> [How to complete this task]
What you give back must match the records below word for word.

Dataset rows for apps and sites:
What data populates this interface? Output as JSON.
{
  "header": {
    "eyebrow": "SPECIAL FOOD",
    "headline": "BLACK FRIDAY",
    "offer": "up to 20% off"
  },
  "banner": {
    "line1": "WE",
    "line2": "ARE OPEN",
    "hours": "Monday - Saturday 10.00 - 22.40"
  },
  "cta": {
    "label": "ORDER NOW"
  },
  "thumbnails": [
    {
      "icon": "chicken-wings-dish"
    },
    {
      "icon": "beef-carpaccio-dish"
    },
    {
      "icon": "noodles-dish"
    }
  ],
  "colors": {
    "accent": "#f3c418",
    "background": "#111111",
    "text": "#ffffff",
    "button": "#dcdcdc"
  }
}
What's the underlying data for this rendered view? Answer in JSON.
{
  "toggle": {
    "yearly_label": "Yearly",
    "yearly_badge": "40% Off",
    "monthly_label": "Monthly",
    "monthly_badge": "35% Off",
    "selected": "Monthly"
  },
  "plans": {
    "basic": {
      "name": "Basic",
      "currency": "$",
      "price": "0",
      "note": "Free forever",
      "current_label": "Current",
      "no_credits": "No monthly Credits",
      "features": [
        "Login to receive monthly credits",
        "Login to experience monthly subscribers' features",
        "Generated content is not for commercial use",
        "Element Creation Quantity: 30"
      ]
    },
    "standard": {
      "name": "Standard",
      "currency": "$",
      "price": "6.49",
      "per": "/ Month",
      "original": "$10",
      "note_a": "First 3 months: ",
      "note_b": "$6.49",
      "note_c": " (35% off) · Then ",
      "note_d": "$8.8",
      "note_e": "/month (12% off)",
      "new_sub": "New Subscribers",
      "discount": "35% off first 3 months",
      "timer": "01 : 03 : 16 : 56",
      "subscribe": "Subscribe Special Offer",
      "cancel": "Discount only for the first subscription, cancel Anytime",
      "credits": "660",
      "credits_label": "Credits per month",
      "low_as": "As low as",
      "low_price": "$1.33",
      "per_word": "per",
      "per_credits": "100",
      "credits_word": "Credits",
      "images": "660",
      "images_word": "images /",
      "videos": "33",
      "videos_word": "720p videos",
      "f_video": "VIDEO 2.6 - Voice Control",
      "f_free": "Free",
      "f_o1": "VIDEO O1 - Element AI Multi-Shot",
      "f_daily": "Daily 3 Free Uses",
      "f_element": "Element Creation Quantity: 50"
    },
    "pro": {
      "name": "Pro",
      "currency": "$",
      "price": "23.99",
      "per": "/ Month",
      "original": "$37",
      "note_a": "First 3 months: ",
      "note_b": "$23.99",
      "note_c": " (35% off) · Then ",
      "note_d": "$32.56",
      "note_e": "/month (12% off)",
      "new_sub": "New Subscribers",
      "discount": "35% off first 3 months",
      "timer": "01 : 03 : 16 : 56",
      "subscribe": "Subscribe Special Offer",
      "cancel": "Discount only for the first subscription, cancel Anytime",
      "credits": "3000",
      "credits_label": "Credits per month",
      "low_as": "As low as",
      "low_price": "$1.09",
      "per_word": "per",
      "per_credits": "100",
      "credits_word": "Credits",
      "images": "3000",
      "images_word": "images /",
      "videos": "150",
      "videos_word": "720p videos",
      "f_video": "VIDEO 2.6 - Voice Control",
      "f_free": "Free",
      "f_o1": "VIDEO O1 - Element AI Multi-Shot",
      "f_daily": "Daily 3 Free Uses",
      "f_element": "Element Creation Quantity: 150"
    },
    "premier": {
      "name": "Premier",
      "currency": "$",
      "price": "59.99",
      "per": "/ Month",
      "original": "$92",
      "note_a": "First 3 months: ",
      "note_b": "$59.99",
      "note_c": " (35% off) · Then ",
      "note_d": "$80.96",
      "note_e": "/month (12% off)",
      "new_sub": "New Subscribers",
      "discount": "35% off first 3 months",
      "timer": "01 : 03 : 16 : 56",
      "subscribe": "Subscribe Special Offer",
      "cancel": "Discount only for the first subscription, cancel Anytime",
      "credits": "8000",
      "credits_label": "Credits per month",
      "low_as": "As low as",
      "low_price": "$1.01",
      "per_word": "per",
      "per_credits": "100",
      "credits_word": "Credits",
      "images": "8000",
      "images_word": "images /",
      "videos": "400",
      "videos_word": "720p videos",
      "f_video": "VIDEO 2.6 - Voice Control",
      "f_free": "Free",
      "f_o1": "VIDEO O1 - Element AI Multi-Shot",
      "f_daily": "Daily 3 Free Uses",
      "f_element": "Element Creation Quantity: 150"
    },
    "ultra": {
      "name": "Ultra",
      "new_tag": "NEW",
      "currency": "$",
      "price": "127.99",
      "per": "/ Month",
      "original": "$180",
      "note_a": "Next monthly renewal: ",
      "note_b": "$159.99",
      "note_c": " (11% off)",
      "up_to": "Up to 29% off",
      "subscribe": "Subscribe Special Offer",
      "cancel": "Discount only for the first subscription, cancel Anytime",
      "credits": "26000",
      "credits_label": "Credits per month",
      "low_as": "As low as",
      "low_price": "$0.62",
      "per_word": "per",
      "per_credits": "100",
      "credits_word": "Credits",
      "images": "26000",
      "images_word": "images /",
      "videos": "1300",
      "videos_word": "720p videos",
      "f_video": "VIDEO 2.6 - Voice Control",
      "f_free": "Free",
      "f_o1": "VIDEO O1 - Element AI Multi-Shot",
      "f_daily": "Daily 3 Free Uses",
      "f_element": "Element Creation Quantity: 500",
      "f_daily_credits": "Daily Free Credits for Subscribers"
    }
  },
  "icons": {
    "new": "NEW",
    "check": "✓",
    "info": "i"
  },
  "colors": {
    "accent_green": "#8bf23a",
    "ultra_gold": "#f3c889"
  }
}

> [Exercise result]
What data populates this interface? Output as JSON.
{
  "header": {
    "eyebrow": "SPECIAL FOOD",
    "headline": "BLACK FRIDAY",
    "offer": "up to 20% off"
  },
  "banner": {
    "line1": "WE",
    "line2": "ARE OPEN",
    "hours": "Monday - Saturday 10.00 - 22.40"
  },
  "cta": {
    "label": "ORDER NOW"
  },
  "thumbnails": [
    {
      "icon": "chicken-wings-dish"
    },
    {
      "icon": "beef-carpaccio-dish"
    },
    {
      "icon": "noodles-dish"
    }
  ],
  "colors": {
    "accent": "#f3c418",
    "background": "#111111",
    "text": "#ffffff",
    "button": "#dcdcdc"
  }
}
What's the underlying data for this rendered view? Answer in JSON.
{
  "toggle": {
    "yearly_label": "Yearly",
    "yearly_badge": "40% Off",
    "monthly_label": "Monthly",
    "monthly_badge": "35% Off",
    "selected": "Monthly"
  },
  "plans": {
    "basic": {
      "name": "Basic",
      "currency": "$",
      "price": "0",
      "note": "Free forever",
      "current_label": "Current",
      "no_credits": "No monthly Credits",
      "features": [
        "Login to receive monthly credits",
        "Login to experience monthly subscribers' features",
        "Generated content is not for commercial use",
        "Element Creation Quantity: 30"
      ]
    },
    "standard": {
      "name": "Standard",
      "currency": "$",
      "price": "6.49",
      "per": "/ Month",
      "original": "$10",
      "note_a": "First 3 months: ",
      "note_b": "$6.49",
      "note_c": " (35% off) · Then ",
      "note_d": "$8.8",
      "note_e": "/month (12% off)",
      "new_sub": "New Subscribers",
      "discount": "35% off first 3 months",
      "timer": "01 : 03 : 16 : 56",
      "subscribe": "Subscribe Special Offer",
      "cancel": "Discount only for the first subscription, cancel Anytime",
      "credits": "660",
      "credits_label": "Credits per month",
      "low_as": "As low as",
      "low_price": "$1.33",
      "per_word": "per",
      "per_credits": "100",
      "credits_word": "Credits",
      "images": "660",
      "images_word": "images /",
      "videos": "33",
      "videos_word": "720p videos",
      "f_video": "VIDEO 2.6 - Voice Control",
      "f_free": "Free",
      "f_o1": "VIDEO O1 - Element AI Multi-Shot",
      "f_daily": "Daily 3 Free Uses",
      "f_element": "Element Creation Quantity: 50"
    },
    "pro": {
      "name": "Pro",
      "currency": "$",
      "price": "23.99",
      "per": "/ Month",
      "original": "$37",
      "note_a": "First 3 months: ",
      "note_b": "$23.99",
      "note_c": " (35% off) · Then ",
      "note_d": "$32.56",
      "note_e": "/month (12% off)",
      "new_sub": "New Subscribers",
      "discount": "35% off first 3 months",
      "timer": "01 : 03 : 16 : 56",
      "subscribe": "Subscribe Special Offer",
      "cancel": "Discount only for the first subscription, cancel Anytime",
      "credits": "3000",
      "credits_label": "Credits per month",
      "low_as": "As low as",
      "low_price": "$1.09",
      "per_word": "per",
      "per_credits": "100",
      "credits_word": "Credits",
      "images": "3000",
      "images_word": "images /",
      "videos": "150",
      "videos_word": "720p videos",
      "f_video": "VIDEO 2.6 - Voice Control",
      "f_free": "Free",
      "f_o1": "VIDEO O1 - Element AI Multi-Shot",
      "f_daily": "Daily 3 Free Uses",
      "f_element": "Element Creation Quantity: 150"
    },
    "premier": {
      "name": "Premier",
      "currency": "$",
      "price": "59.99",
      "per": "/ Month",
      "original": "$92",
      "note_a": "First 3 months: ",
      "note_b": "$59.99",
      "note_c": " (35% off) · Then ",
      "note_d": "$80.96",
      "note_e": "/month (12% off)",
      "new_sub": "New Subscribers",
      "discount": "35% off first 3 months",
      "timer": "01 : 03 : 16 : 56",
      "subscribe": "Subscribe Special Offer",
      "cancel": "Discount only for the first subscription, cancel Anytime",
      "credits": "8000",
      "credits_label": "Credits per month",
      "low_as": "As low as",
      "low_price": "$1.01",
      "per_word": "per",
      "per_credits": "100",
      "credits_word": "Credits",
      "images": "8000",
      "images_word": "images /",
      "videos": "400",
      "videos_word": "720p videos",
      "f_video": "VIDEO 2.6 - Voice Control",
      "f_free": "Free",
      "f_o1": "VIDEO O1 - Element AI Multi-Shot",
      "f_daily": "Daily 3 Free Uses",
      "f_element": "Element Creation Quantity: 150"
    },
    "ultra": {
      "name": "Ultra",
      "new_tag": "NEW",
      "currency": "$",
      "price": "127.99",
      "per": "/ Month",
      "original": "$180",
      "note_a": "Next monthly renewal: ",
      "note_b": "$159.99",
      "note_c": " (11% off)",
      "up_to": "Up to 29% off",
      "subscribe": "Subscribe Special Offer",
      "cancel": "Discount only for the first subscription, cancel Anytime",
      "credits": "26000",
      "credits_label": "Credits per month",
      "low_as": "As low as",
      "low_price": "$0.62",
      "per_word": "per",
      "per_credits": "100",
      "credits_word": "Credits",
      "images": "26000",
      "images_word": "images /",
      "videos": "1300",
      "videos_word": "720p videos",
      "f_video": "VIDEO 2.6 - Voice Control",
      "f_free": "Free",
      "f_o1": "VIDEO O1 - Element AI Multi-Shot",
      "f_daily": "Daily 3 Free Uses",
      "f_element": "Element Creation Quantity: 500",
      "f_daily_credits": "Daily Free Credits for Subscribers"
    }
  },
  "icons": {
    "new": "NEW",
    "check": "✓",
    "info": "i"
  },
  "colors": {
    "accent_green": "#8bf23a",
    "ultra_gold": "#f3c889"
  }
}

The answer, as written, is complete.